— Exercise goal —
Scan the listing and copy each line where the word "icon" is present.

┄┄┄┄┄┄┄┄┄┄

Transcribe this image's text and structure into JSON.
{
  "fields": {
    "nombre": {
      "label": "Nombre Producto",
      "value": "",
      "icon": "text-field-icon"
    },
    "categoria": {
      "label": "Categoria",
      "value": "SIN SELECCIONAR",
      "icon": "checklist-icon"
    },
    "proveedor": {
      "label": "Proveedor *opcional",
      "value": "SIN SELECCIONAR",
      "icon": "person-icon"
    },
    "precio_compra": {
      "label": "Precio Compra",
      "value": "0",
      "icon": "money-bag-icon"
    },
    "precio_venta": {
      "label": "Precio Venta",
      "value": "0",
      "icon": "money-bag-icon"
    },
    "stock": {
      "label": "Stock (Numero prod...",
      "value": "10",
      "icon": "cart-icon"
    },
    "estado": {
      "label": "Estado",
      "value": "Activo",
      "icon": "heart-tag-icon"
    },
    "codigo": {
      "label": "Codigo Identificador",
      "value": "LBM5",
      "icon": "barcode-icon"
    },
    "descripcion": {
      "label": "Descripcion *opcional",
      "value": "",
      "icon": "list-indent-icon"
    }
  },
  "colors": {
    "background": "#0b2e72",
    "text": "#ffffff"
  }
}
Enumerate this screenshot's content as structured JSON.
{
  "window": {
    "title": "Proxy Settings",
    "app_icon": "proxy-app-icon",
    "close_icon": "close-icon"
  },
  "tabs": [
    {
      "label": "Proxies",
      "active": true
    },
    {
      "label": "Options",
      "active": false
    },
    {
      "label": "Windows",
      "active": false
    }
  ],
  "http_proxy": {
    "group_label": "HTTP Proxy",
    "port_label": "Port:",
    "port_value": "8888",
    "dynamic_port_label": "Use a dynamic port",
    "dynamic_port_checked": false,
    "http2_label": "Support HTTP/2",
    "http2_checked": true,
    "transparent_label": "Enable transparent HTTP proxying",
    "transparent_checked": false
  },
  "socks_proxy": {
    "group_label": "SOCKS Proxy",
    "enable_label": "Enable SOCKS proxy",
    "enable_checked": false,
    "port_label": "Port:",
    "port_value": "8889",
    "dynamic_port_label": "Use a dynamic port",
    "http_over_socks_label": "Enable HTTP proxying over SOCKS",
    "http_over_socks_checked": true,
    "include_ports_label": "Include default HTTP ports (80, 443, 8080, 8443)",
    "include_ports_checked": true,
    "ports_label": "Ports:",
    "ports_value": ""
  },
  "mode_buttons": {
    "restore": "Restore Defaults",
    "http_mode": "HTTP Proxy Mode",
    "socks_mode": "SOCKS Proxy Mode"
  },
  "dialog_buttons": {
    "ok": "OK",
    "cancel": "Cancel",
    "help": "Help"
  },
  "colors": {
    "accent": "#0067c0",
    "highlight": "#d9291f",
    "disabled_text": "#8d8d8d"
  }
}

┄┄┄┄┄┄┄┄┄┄

— Result of the exercise —
      "icon": "text-field-icon"
      "icon": "checklist-icon"
      "icon": "person-icon"
      "icon": "money-bag-icon"
      "icon": "money-bag-icon"
      "icon": "cart-icon"
      "icon": "heart-tag-icon"
      "icon": "barcode-icon"
      "icon": "list-indent-icon"
    "app_icon": "proxy-app-icon",
    "close_icon": "close-icon"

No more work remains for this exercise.